References: Maximum of 20

6. Book review

Book reviews are organised by the Book Review editors.  Please send books for review to:  Book Review Editors, APJHM, ACHSE, PO Box 341, NORTH RYDE, NSW  1670.  Australia.


The following documents should be submitted separately from your main manuscript:

1. Covering letter

All submitted manuscripts should have a covering letter with the following information:

  • Author/s information,  Name(s), Title(s), full contact details and institutional affiliation(s) of each author;
  • Reasons for choosing to publish your manuscript in the APJHM;
  • Confirmation that the content of the manuscript is original. That is, it has not been published elsewhere or submitted concurrently to another/other journal(s).

2. Declarations

            1) Authorship 

Papers should only be submitted for consideration once all contributing authors give consent.  Criteria for authorship include substantial participation in the conception, design and execution of the work, the contribution of methodological expertise and the analysis and interpretation of the data. All listed authors should approve the final version of the paper, including the order in which multiple authors’ names will appear.

Please refer to the International Committee of Medical Journal Editors (ICMJE) authorship guidelines for more information on authorship.

           2). Acknowledgements

Acknowledgements should be brief (i.e. not more than 70 words) and include funding sources and individuals who have made a valuable contribution to the project but who do not meet the criteria for authorship as outlined above. The principal author is responsible for obtaining permission to acknowledge individuals.

          3). Conflicts of interest

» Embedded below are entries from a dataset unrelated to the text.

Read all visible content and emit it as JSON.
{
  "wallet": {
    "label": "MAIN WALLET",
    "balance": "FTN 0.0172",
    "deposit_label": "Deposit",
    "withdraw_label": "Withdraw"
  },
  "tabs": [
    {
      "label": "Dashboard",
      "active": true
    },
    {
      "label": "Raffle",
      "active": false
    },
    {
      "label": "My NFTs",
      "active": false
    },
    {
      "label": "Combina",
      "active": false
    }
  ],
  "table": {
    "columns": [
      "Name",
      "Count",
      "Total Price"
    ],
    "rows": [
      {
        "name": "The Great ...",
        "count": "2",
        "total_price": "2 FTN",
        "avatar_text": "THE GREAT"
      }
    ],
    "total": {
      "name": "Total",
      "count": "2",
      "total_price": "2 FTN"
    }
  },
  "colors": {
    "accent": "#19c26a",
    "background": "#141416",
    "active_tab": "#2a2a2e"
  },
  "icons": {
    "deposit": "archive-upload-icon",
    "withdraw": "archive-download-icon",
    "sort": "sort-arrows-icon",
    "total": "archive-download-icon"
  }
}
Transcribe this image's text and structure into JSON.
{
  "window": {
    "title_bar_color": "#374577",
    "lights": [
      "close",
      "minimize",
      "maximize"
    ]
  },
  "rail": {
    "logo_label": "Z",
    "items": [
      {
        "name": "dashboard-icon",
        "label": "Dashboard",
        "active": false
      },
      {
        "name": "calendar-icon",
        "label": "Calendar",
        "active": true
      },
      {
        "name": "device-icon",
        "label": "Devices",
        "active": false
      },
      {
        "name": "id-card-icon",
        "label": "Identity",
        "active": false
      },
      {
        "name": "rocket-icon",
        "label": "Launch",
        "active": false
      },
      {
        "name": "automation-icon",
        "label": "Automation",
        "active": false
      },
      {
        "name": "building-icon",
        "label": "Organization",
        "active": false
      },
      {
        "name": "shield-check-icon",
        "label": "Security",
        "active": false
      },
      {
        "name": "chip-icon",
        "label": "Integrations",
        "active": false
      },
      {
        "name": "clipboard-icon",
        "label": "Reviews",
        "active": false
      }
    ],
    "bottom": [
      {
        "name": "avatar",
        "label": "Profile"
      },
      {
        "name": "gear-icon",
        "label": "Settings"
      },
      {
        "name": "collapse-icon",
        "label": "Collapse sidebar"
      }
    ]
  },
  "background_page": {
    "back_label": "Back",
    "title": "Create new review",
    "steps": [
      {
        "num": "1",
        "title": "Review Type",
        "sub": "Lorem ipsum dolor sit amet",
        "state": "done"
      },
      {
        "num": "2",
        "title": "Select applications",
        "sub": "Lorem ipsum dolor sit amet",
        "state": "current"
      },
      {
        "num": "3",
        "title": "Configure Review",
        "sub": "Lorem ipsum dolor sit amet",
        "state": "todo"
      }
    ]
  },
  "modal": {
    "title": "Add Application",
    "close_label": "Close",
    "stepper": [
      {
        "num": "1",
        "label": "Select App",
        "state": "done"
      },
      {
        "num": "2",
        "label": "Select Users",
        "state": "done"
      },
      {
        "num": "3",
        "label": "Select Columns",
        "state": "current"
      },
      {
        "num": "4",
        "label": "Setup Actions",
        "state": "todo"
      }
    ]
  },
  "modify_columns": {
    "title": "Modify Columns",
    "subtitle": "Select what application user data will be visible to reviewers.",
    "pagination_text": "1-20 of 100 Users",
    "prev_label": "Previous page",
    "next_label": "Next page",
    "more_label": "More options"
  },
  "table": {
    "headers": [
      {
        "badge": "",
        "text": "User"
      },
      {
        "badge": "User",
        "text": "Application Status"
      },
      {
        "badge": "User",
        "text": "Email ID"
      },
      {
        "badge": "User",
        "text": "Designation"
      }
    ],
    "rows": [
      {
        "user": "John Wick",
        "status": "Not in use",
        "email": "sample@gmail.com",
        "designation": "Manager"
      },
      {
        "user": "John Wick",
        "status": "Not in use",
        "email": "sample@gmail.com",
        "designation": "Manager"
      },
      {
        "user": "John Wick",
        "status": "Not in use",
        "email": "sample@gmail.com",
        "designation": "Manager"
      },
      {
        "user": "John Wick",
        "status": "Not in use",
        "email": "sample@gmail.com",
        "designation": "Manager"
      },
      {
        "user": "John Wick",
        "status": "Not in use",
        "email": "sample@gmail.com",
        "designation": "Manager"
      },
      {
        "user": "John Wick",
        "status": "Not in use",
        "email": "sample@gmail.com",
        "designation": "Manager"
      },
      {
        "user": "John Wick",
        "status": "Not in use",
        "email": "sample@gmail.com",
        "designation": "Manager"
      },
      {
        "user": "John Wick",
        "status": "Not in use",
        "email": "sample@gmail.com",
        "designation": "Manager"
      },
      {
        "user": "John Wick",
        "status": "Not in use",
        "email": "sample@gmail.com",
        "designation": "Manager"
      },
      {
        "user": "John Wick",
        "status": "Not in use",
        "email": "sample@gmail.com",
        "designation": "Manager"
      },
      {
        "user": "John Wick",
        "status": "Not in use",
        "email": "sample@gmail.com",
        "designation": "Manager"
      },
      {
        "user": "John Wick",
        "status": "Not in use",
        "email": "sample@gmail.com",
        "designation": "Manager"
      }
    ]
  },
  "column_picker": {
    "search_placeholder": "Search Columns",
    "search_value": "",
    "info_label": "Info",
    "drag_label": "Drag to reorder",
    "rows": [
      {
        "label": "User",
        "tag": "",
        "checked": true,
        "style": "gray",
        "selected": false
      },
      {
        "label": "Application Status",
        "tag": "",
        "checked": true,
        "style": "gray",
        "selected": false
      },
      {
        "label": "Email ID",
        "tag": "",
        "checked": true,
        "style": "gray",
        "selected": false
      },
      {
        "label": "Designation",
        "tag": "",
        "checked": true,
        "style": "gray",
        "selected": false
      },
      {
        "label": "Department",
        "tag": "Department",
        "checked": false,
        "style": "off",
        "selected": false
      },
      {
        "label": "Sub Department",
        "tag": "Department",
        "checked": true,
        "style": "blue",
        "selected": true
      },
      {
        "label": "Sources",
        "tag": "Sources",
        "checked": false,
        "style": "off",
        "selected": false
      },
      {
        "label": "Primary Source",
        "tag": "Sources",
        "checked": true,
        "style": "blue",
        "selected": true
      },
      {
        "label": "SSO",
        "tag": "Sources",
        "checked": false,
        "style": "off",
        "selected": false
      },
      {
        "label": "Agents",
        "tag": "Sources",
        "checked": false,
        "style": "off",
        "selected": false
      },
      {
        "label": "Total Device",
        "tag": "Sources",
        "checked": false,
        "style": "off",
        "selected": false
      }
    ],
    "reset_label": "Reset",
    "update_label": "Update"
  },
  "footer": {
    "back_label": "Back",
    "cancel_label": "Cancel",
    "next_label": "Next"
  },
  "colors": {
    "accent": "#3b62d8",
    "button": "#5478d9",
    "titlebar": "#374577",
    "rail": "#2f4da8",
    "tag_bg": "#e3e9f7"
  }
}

Contributing authors to the APJHM (of all types of manuscripts) are responsible for disclosing any financial or personal relationships that might have biased their work. Please ensure that a ‘Declaration of Conflicting Interests’ statement is included at the end of your manuscript, after any acknowledgements and prior to the references. If no conflict exists, please state that: “The Author(s) declare(s) that there is no conflict of interest.” For guidance on conflict of interest statements, please see the ICMJE recommendations here.


All submitted articles reporting studies involving human/or animal subjects should indicate in the text whether the procedures covered were in accordance with National Health and Medical Research Council ethical standards or other appropriate institutional or national ethics committee. Where approval has been obtained from a relevant research ethics committee the name of the ethics committee must be stated in the Methods section. Participant anonymity must be preserved and any identifying information should not be published. If, for example, an author wishes to publish a photograph, a signed statement from the participant(s) giving his/her/their approval for publication should be provided. 


APJHM is hosted on a web based online submission and peer review system powered by OJS/PKP Manuscripts. Visit to login and submit your article online. 

IMPORTANT: Please check whether you already have an account in the system before trying to create a new one. If you have reviewed or authored for the journal in the past year it is likely that you will have had an account created.  For further help on submitting your manuscript online please email: